5. A wonderful lesson can be learned from the conclusion of the portion of Chumash of Thursday, which states: “all the souls of the house of Ya’akov that came into Egypt were seventy.” In order for this number to be complete, thereby enabling the house of Ya’akov to enter Egypt, they had to wait for the birth of a Jewish baby girl — Yocheved. It was this baby who, as a midwife in Egypt, “kept the male babies alive,” and thereby ensured the existence of the hosts of the L‑rd — Jewish children. For this G‑d rewarded Yocheved, and made “houses” for her — she bore three children each of whom embodied three different “houses”: the house of priesthood (Aharon), the house of Levi’im (Moshe), and the house of royalty (Miriam, who was the progenitor of the royal houses of David and Moshiach). And all these things eventuated because a baby was born!

Moshiach will come because, while still in exile, we conduct ourselves in the fashion of “Yosef my son is yet alive” — we live in the Torah and Mitzvos, about which we are commanded “you shall live in them.” The Mezritcher Maggid interpreted this verse to mean that a Jew must fulfill Mitzvos in such a way that he brings life into them. For even Tefillin, which contain the name of G‑d many times, are transformed into a “live” Mitzvah only when a Jew dons them. This is what Ya’akov alluded to when he said “Yosef my son is yet alive” — that Yosef made the Torah that he learned with his father “alive.” And to accomplish this, a Jew’s body as well as his soul is needed, to perform the physical act of putting on Tefillin and thus making a complete “live” Mitzvah.

Even though the time for fulfilling Mitzvos begins from Bar Mitzvah, nevertheless, the Torah belongs to a Jew as an inheritance; and he inherits from the moment he is born. And when all the necessary souls have been brought to this earth, Moshiach will come and take all of us, “with our youth and with our elders, with our sons and our daughters,” including the newest born babe, to our Holy Land. And as in the redemption of Egypt, we will “empty the land” — we will take with us all the spiritual treasures possible that we have garnered.

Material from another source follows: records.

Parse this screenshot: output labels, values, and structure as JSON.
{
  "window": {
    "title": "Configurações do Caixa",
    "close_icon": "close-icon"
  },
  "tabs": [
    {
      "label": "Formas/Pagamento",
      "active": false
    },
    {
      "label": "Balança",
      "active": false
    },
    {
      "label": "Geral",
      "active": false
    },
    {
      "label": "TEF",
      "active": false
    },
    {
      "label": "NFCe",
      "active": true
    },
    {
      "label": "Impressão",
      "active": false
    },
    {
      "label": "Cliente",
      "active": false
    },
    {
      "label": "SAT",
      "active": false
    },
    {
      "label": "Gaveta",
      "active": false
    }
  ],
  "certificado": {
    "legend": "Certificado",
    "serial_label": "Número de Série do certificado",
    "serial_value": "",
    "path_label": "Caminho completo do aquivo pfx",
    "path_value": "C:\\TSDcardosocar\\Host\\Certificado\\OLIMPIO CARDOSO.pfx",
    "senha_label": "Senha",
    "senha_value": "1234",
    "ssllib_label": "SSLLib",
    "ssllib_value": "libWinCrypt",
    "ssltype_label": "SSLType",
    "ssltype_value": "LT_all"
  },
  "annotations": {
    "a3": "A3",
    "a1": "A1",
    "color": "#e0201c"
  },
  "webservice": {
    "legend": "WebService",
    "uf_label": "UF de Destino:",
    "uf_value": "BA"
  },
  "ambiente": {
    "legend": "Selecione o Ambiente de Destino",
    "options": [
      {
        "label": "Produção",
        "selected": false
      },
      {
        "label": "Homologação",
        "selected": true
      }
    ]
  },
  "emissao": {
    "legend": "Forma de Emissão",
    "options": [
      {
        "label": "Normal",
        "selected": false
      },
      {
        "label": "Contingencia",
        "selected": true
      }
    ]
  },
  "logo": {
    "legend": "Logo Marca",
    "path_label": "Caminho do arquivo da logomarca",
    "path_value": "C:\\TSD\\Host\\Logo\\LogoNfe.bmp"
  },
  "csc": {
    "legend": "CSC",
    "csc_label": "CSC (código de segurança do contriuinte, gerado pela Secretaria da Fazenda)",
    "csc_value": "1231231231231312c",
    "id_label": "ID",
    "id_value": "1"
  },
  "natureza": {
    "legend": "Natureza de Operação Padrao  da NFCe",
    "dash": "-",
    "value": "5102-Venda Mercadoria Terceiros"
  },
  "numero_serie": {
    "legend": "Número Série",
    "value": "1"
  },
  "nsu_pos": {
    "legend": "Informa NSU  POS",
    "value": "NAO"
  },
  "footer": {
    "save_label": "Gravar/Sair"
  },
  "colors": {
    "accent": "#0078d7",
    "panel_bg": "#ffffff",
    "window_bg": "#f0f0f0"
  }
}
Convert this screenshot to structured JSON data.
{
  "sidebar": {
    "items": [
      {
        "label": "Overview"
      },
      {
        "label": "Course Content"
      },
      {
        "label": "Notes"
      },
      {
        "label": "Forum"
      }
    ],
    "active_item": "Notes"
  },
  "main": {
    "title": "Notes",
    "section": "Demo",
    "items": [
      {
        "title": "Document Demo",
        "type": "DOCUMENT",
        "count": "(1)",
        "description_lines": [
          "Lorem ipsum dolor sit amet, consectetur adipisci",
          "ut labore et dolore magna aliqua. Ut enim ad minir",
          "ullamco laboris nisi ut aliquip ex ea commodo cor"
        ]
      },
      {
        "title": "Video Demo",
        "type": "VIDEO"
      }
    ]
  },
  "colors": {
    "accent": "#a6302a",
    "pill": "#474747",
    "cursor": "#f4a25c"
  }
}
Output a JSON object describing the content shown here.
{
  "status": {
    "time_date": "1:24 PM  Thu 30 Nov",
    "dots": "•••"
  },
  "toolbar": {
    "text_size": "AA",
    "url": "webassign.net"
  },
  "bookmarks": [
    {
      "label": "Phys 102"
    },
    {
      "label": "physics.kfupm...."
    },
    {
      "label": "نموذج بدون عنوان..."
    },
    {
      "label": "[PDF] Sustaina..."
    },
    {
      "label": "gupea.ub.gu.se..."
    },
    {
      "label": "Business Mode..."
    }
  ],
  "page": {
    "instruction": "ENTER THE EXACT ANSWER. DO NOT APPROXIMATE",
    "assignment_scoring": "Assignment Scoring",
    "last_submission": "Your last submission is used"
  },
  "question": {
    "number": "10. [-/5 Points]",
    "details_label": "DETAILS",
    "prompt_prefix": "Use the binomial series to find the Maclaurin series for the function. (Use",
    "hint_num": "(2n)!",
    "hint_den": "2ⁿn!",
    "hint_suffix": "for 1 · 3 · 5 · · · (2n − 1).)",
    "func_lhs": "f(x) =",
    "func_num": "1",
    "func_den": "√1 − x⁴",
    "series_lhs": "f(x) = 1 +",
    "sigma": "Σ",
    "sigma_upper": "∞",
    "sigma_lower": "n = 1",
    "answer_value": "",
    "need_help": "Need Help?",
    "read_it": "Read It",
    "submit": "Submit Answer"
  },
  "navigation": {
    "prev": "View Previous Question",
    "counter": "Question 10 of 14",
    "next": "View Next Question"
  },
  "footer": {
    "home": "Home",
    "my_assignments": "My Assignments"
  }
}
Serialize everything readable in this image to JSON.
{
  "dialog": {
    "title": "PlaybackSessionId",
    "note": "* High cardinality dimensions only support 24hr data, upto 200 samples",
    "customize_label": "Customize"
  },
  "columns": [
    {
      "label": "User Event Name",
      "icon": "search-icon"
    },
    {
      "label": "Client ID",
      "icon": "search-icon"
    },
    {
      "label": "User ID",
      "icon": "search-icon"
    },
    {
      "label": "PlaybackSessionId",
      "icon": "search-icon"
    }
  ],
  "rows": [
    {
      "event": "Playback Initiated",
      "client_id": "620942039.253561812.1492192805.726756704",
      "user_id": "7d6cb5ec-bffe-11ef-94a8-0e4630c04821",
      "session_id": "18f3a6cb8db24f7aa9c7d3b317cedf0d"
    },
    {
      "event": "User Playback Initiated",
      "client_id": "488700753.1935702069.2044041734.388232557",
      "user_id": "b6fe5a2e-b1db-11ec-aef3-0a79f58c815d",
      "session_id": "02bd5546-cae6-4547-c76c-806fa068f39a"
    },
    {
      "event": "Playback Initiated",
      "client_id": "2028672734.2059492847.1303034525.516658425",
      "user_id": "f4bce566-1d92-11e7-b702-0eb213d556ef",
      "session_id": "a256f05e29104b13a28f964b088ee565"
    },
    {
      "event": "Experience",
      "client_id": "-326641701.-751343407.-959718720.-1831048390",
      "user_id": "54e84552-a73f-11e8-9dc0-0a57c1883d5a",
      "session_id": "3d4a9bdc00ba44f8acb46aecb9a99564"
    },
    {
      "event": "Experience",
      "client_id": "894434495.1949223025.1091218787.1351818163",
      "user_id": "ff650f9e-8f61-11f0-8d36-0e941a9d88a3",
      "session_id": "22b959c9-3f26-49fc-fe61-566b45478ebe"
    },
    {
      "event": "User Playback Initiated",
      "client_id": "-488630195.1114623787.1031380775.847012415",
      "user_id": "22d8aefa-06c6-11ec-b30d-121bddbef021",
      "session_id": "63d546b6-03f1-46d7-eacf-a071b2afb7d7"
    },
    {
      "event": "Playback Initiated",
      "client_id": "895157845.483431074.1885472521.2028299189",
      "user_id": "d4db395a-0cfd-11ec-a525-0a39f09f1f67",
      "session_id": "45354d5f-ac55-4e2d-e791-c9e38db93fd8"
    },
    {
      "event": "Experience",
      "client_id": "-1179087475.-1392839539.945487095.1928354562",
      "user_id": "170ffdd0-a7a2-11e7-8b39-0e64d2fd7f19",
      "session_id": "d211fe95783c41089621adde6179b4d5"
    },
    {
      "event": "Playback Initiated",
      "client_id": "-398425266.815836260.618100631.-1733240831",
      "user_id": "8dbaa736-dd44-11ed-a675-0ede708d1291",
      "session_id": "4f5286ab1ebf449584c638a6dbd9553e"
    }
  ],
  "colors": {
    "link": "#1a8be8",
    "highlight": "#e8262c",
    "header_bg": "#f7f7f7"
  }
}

In practical terms, the lessons from Zos Chanukah, Wednesday, and the portion of Chanukah of the day and week, teach us that even in the darkest time of exile, the Torah provides us with all our needs; and we need only use them for the right purposes. A Jew must know that all Jews are called by the name “Yosef,” and his conduct must be as his was. A Jew does not go into exile to elevate the G‑dly soul, but to elevate the body and animal soul, And to achieve the exodus from exile of all Jews, one must endeavor to influence another Jew to keep the Torah, beginning with the Mitzvah of Chanukah.

The above comes to fruition when the earth has been “subdued” through the Mitzvah of “be fruitful and multiply and fill the earth.” And then our righteous Moshiach will come now, in the true and complete redemption.